[Try it]
Exactly reproduce the lines from the line that has "Read all visible content and emit it as JSON." down to the last line of the entries, inclusive.

╭──

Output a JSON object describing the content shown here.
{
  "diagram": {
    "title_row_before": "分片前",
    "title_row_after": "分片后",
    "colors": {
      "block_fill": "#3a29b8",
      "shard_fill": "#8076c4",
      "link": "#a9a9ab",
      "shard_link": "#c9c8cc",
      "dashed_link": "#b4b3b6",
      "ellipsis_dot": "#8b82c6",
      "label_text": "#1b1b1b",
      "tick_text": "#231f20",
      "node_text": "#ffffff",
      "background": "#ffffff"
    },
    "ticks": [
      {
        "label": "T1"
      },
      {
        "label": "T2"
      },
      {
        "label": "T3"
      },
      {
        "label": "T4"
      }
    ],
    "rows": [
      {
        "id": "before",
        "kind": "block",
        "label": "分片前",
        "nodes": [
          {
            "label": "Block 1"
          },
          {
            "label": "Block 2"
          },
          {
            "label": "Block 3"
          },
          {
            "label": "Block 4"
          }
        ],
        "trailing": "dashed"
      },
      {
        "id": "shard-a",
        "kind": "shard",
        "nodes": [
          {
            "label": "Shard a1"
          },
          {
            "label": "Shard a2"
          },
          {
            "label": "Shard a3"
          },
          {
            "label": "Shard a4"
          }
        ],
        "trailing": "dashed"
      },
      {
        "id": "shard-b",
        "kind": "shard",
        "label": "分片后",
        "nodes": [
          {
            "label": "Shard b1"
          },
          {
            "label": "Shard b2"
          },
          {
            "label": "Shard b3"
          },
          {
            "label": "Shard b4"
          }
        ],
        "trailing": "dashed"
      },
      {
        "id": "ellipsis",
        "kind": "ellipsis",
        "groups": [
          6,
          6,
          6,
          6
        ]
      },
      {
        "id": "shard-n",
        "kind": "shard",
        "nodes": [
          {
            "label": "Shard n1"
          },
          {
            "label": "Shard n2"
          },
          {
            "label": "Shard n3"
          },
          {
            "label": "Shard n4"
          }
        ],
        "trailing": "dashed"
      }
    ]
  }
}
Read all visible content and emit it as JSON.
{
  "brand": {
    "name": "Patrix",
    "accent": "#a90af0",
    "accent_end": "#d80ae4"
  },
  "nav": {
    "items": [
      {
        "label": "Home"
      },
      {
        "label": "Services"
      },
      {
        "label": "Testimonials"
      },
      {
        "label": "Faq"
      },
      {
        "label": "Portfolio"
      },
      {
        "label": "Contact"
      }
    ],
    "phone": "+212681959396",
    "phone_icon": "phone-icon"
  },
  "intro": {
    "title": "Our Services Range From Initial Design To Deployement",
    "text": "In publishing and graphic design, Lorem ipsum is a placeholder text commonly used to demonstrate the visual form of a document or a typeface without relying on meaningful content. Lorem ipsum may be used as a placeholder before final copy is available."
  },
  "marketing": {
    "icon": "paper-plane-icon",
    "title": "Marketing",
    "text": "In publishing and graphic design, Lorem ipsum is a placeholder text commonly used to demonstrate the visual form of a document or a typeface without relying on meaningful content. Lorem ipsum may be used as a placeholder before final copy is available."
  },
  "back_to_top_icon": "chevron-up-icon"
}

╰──

[Output for this task]
Read all visible content and emit it as JSON.
{
  "brand": {
    "name": "Patrix",
    "accent": "#a90af0",
    "accent_end": "#d80ae4"
  },
  "nav": {
    "items": [
      {
        "label": "Home"
      },
      {
        "label": "Services"
      },
      {
        "label": "Testimonials"
      },
      {
        "label": "Faq"
      },
      {
        "label": "Portfolio"
      },
      {
        "label": "Contact"
      }
    ],
    "phone": "+212681959396",
    "phone_icon": "phone-icon"
  },
  "intro": {
    "title": "Our Services Range From Initial Design To Deployement",
    "text": "In publishing and graphic design, Lorem ipsum is a placeholder text commonly used to demonstrate the visual form of a document or a typeface without relying on meaningful content. Lorem ipsum may be used as a placeholder before final copy is available."
  },
  "marketing": {
    "icon": "paper-plane-icon",
    "title": "Marketing",
    "text": "In publishing and graphic design, Lorem ipsum is a placeholder text commonly used to demonstrate the visual form of a document or a typeface without relying on meaningful content. Lorem ipsum may be used as a placeholder before final copy is available."
  },
  "back_to_top_icon": "chevron-up-icon"
}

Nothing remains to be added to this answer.